The multi-layered complexity of blood glucose meters

Scientific evidence is constructed in a specific cultural environment and not as objective and unproblematic as the pundits of the evidence-based medicine movement would have us believe. As this article attempted to show, in reality the high-minded aims of evidence-based medicine to put science at the forefront of ‘doing medicine’, inevitably get diluted in the practice of creating guidelines and in implementing them. Medicine remains an art as much as a science and socio-legal enquiry brings out the often complex and convoluted relationship between the two. Only trough understanding this relationship can we value the role of medical practice guidelines as law in society where we see that sometimes they work and sometimes they fail. It also allows us to understand more of the context in which they develop and operate and discover that their role as ‘rules’, and  extent to which they can be said to be successful, depends to a great degree on forces outside of the remit of guidelines. Be it other rules that make it harder to achieve optimal results, such as the ISO-standards, or cost-effectiveness constraints imposed by governments that affects their content.  On a fundamental level it seems that guidelines are torn in different directions: they are asked to be general enough to be applied to the great majority of clinical situations but specific enough to provide assurances for individual cases. This tension that is inherent in the process plays out through the elements of scientific evidence, clinical knowledge and bargaining of guideline drafters and finds its way in a text that then tries to embody the holy grail of scientific objectivity.

Within the broad field of socio-legal studies, all these questions, and many more, can be asked about many such ‘simple and boring’ everyday objects like a blood glucose meter that bring out the multi-layered complexity this world exhibits and the often surprising links between law and society.


Image by Uwe Hermann (http://hermann-uwe.de/photoblog/sugar) [CC BY-SA 3.0 (http://creativecommons.org/licenses/by-sa/3.0)%5D, via Wikimedia Commons.

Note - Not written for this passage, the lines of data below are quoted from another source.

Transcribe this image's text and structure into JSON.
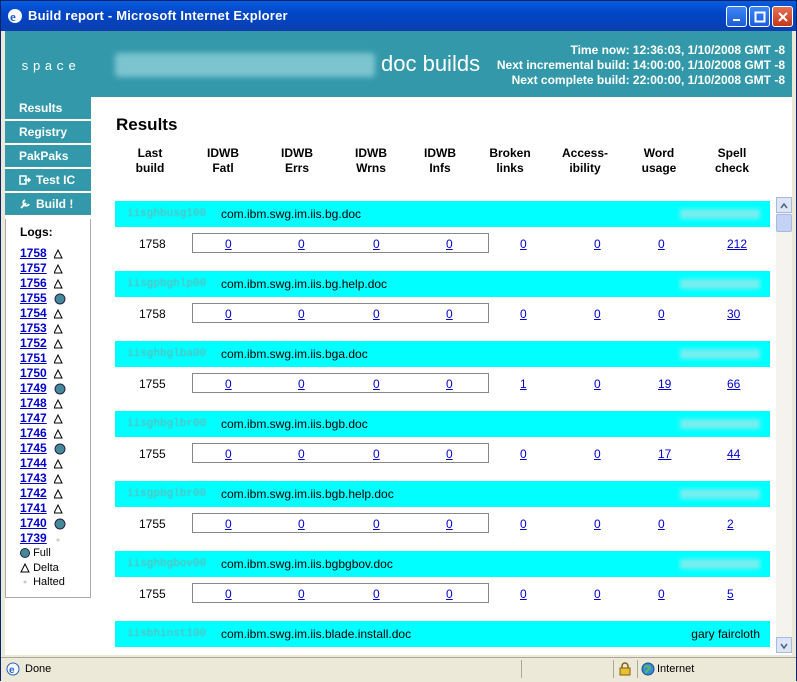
{
  "window": {
    "title": "Build report - Microsoft Internet Explorer"
  },
  "header": {
    "brand": "space",
    "heading": "doc builds",
    "time_now": "Time now: 12:36:03, 1/10/2008 GMT -8",
    "next_incremental": "Next incremental build: 14:00:00, 1/10/2008 GMT -8",
    "next_complete": "Next complete build: 22:00:00, 1/10/2008 GMT -8"
  },
  "nav": {
    "results": "Results",
    "registry": "Registry",
    "pakpaks": "PakPaks",
    "test_ic": "Test IC",
    "build": "Build !"
  },
  "logs": {
    "title": "Logs:",
    "items": [
      {
        "num": "1758",
        "kind": "delta"
      },
      {
        "num": "1757",
        "kind": "delta"
      },
      {
        "num": "1756",
        "kind": "delta"
      },
      {
        "num": "1755",
        "kind": "full"
      },
      {
        "num": "1754",
        "kind": "delta"
      },
      {
        "num": "1753",
        "kind": "delta"
      },
      {
        "num": "1752",
        "kind": "delta"
      },
      {
        "num": "1751",
        "kind": "delta"
      },
      {
        "num": "1750",
        "kind": "delta"
      },
      {
        "num": "1749",
        "kind": "full"
      },
      {
        "num": "1748",
        "kind": "delta"
      },
      {
        "num": "1747",
        "kind": "delta"
      },
      {
        "num": "1746",
        "kind": "delta"
      },
      {
        "num": "1745",
        "kind": "full"
      },
      {
        "num": "1744",
        "kind": "delta"
      },
      {
        "num": "1743",
        "kind": "delta"
      },
      {
        "num": "1742",
        "kind": "delta"
      },
      {
        "num": "1741",
        "kind": "delta"
      },
      {
        "num": "1740",
        "kind": "full"
      },
      {
        "num": "1739",
        "kind": "halted"
      }
    ],
    "legend": {
      "full": "Full",
      "delta": "Delta",
      "halted": "Halted"
    }
  },
  "results": {
    "title": "Results",
    "columns": [
      {
        "l1": "Last",
        "l2": "build"
      },
      {
        "l1": "IDWB",
        "l2": "Fatl"
      },
      {
        "l1": "IDWB",
        "l2": "Errs"
      },
      {
        "l1": "IDWB",
        "l2": "Wrns"
      },
      {
        "l1": "IDWB",
        "l2": "Infs"
      },
      {
        "l1": "Broken",
        "l2": "links"
      },
      {
        "l1": "Access-",
        "l2": "ibility"
      },
      {
        "l1": "Word",
        "l2": "usage"
      },
      {
        "l1": "Spell",
        "l2": "check"
      }
    ],
    "rows": [
      {
        "id": "iisghbusg100",
        "pkg": "com.ibm.swg.im.iis.bg.doc",
        "owner": "",
        "build": "1758",
        "vals": [
          "0",
          "0",
          "0",
          "0",
          "0",
          "0",
          "0",
          "212"
        ]
      },
      {
        "id": "iisgpbghlp00",
        "pkg": "com.ibm.swg.im.iis.bg.help.doc",
        "owner": "",
        "build": "1758",
        "vals": [
          "0",
          "0",
          "0",
          "0",
          "0",
          "0",
          "0",
          "30"
        ]
      },
      {
        "id": "iisghbglba00",
        "pkg": "com.ibm.swg.im.iis.bga.doc",
        "owner": "",
        "build": "1755",
        "vals": [
          "0",
          "0",
          "0",
          "0",
          "1",
          "0",
          "19",
          "66"
        ]
      },
      {
        "id": "iisghbglbr00",
        "pkg": "com.ibm.swg.im.iis.bgb.doc",
        "owner": "",
        "build": "1755",
        "vals": [
          "0",
          "0",
          "0",
          "0",
          "0",
          "0",
          "17",
          "44"
        ]
      },
      {
        "id": "iisgpbglbr00",
        "pkg": "com.ibm.swg.im.iis.bgb.help.doc",
        "owner": "",
        "build": "1755",
        "vals": [
          "0",
          "0",
          "0",
          "0",
          "0",
          "0",
          "0",
          "2"
        ]
      },
      {
        "id": "iisghbgbov00",
        "pkg": "com.ibm.swg.im.iis.bgbgbov.doc",
        "owner": "",
        "build": "1755",
        "vals": [
          "0",
          "0",
          "0",
          "0",
          "0",
          "0",
          "0",
          "5"
        ]
      },
      {
        "id": "iisbhinst100",
        "pkg": "com.ibm.swg.im.iis.blade.install.doc",
        "owner": "gary faircloth",
        "build": "",
        "vals": []
      }
    ]
  },
  "status": {
    "text": "Done",
    "zone": "Internet"
  },
  "colors": {
    "header": "#3399aa",
    "row_head": "#00ffff",
    "link": "#0000cc"
  }
}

[1] Friso Jansen has been a DPhil student at the Centre for Socio-Legal Studies at the University of Oxford since 2013. His research focusses on the interaction between medical ethics and professional regulation of medical doctors in the UK and The Netherlands. He took his first degree in Law and Public Administration at the University of Groningen in The Netherlands. During his LL.M at the same University he specialised in sociology of law. He pursued his broader interest in rule-making during his MSc in regulation at the London School of Economics.  Before joining the Centre he worked for the University of Groningen and the Applied Science University of Amsterdam as a researcher on the ‘Crisis and Recovery Act’  and lecturer on public law, insolvency law and legal aid (friso.jansen@st-annes.ox.ac.uk).

[2] Controlling blood glucose levels is one of the ways of reducing the risks of complications from diabetes. People with diabetes have trouble with breaking down glucose due to the failure of the pancreas to produce sufficient insulin. A blood glucose meter is a way of measuring your blood glucose levels to enable appropriate control and react if the blood glucose level is too high.

[3] The International Organisation for Standardization, www.iso.org. An independent non-governmental organisation that make international voluntary standards that govern specification for products to reduce barriers in international trade.